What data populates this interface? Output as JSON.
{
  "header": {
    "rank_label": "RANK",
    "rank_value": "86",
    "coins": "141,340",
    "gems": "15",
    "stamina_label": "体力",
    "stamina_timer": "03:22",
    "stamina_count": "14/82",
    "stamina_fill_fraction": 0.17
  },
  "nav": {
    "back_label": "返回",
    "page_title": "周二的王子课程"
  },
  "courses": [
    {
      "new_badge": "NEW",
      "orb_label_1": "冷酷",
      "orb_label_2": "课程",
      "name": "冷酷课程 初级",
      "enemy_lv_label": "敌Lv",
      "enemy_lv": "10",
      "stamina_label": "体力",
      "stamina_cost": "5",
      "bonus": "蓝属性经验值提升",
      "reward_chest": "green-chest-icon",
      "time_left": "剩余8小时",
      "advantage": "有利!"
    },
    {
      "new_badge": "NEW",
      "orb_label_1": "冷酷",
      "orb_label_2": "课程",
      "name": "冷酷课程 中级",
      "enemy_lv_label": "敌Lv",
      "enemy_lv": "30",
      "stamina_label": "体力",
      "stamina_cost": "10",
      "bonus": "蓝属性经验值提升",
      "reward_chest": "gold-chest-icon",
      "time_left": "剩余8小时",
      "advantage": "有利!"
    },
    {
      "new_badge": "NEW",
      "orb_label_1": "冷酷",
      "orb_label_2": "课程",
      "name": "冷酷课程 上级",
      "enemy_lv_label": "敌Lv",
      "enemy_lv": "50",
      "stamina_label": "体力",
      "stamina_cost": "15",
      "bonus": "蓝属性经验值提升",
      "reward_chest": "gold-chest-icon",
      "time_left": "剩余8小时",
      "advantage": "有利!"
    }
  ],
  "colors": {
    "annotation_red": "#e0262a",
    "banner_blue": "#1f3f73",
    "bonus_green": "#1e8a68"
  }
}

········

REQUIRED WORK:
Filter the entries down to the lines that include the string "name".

YOUR RESPONSE:
      "name": "冷酷课程 初级",
      "name": "冷酷课程 中级",
      "name": "冷酷课程 上级",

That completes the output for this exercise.